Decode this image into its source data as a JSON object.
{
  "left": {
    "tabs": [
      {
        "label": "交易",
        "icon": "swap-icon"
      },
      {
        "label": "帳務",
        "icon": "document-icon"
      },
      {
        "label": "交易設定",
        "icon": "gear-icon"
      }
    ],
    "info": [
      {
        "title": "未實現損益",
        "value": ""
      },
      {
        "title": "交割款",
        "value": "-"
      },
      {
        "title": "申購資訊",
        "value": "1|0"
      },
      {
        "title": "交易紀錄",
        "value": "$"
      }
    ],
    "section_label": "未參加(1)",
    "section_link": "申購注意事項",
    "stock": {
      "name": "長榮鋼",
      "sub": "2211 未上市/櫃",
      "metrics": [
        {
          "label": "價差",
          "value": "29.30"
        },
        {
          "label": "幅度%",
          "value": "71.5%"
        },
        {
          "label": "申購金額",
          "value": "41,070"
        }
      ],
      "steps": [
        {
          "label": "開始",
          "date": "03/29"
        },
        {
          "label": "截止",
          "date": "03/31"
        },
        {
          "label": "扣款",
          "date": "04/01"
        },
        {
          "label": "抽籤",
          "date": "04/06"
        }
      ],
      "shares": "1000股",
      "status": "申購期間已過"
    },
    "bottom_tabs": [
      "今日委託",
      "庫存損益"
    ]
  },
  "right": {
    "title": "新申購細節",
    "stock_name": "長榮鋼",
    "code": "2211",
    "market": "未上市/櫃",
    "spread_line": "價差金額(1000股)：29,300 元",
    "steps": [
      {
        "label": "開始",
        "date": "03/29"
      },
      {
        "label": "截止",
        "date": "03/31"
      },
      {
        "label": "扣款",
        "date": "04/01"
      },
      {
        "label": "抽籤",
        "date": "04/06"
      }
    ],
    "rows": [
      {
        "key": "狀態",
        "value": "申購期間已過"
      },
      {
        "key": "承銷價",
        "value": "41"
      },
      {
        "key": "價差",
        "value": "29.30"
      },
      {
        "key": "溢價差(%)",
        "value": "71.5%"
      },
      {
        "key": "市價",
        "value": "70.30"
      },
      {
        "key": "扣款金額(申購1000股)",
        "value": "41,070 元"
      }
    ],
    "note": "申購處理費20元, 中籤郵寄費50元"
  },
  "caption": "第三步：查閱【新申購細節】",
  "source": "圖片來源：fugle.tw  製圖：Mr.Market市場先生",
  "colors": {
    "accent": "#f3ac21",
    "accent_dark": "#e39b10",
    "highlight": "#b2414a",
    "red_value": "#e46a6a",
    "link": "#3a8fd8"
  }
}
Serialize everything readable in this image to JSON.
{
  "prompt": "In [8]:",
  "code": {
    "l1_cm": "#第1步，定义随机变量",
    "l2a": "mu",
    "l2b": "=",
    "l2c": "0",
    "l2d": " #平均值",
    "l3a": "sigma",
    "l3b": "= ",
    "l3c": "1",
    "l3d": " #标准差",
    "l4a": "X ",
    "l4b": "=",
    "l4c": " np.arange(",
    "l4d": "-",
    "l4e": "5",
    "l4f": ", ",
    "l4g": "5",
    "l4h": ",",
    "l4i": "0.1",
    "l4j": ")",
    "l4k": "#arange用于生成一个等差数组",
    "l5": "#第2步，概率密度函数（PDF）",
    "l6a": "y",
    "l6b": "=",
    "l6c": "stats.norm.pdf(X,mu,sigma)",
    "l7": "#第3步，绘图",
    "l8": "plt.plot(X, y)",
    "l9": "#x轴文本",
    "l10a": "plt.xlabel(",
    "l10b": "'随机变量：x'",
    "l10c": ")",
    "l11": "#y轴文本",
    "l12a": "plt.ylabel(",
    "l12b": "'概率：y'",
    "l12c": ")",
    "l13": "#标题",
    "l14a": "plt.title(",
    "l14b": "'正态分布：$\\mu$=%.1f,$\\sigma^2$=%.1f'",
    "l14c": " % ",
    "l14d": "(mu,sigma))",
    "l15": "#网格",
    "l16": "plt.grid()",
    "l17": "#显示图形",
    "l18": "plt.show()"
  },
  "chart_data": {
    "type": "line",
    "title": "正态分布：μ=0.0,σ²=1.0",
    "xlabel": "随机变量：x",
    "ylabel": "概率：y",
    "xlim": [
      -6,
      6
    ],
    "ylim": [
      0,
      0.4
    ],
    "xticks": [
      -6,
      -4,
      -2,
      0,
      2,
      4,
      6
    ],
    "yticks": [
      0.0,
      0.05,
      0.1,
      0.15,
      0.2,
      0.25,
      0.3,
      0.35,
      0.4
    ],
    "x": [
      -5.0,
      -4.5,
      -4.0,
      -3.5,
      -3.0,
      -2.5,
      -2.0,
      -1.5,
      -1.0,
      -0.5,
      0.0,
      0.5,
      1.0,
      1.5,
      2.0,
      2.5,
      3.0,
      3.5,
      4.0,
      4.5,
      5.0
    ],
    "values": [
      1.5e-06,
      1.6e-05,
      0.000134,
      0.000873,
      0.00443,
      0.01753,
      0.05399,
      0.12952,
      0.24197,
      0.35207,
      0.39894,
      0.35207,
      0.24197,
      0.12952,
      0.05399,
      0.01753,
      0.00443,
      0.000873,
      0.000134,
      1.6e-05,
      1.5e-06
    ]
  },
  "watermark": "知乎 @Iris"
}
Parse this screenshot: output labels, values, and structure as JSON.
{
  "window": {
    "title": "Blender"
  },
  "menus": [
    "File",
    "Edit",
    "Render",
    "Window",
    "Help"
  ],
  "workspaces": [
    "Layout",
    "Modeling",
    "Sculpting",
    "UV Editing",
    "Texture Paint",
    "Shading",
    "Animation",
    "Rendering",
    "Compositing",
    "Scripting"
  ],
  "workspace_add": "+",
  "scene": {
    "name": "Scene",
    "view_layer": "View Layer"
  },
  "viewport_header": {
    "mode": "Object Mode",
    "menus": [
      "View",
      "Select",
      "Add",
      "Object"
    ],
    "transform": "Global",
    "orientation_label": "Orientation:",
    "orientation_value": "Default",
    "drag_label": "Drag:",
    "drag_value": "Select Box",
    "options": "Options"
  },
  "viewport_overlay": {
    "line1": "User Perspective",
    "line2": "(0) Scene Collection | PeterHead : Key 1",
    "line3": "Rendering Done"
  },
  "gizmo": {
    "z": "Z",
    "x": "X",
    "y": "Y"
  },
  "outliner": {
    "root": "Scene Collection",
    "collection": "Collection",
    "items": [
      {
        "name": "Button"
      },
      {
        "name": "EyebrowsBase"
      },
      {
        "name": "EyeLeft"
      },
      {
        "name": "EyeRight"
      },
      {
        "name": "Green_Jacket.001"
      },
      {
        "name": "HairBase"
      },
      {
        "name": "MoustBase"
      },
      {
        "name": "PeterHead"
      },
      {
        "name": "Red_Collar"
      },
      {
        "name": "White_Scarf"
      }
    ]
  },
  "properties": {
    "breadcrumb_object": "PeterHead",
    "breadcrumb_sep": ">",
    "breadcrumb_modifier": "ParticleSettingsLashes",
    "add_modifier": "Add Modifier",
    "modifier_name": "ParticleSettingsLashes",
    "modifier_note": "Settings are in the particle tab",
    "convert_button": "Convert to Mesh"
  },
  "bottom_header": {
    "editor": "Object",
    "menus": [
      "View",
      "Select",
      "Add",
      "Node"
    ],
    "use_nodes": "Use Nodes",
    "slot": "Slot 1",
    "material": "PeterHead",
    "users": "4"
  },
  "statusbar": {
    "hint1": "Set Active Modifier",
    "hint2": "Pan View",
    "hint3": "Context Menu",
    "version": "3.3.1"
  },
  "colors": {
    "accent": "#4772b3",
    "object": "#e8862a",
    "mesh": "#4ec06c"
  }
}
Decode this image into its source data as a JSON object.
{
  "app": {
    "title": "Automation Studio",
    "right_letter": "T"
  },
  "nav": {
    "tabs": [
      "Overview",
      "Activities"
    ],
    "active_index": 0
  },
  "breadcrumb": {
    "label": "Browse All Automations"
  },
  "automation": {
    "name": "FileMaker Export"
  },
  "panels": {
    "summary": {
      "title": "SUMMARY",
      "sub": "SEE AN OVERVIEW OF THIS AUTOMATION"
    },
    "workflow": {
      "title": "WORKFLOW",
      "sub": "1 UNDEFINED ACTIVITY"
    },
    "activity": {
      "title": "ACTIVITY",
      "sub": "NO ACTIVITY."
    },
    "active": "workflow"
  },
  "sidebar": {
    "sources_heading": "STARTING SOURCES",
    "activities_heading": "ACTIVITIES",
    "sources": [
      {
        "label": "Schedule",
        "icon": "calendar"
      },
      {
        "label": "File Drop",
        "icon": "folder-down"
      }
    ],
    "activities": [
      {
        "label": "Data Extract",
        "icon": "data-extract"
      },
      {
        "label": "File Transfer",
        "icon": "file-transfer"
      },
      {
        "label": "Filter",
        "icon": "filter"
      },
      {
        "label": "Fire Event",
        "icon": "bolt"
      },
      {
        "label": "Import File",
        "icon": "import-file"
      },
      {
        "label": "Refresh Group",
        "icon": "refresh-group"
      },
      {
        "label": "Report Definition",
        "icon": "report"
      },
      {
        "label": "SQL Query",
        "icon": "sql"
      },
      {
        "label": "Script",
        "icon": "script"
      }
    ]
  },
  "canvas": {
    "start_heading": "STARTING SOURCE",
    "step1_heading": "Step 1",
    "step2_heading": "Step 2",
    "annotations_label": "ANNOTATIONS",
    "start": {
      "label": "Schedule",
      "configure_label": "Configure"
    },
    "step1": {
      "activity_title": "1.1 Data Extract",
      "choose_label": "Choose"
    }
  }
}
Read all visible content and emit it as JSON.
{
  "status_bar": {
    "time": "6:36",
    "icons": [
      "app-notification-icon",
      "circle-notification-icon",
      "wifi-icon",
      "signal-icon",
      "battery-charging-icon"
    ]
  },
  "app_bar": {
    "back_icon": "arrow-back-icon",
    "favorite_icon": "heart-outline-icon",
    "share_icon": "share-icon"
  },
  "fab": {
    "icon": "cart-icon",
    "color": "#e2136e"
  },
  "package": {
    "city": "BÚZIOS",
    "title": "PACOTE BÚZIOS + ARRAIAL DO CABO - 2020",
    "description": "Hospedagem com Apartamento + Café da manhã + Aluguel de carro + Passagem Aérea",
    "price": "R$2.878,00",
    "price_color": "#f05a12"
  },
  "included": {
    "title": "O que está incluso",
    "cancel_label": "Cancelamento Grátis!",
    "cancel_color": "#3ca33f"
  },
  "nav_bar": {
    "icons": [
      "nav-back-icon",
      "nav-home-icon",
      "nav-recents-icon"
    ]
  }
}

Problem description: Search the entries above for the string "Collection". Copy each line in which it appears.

Answer section:
    "line2": "(0) Scene Collection | PeterHead : Key 1",
    "root": "Scene Collection",
    "collection": "Collection",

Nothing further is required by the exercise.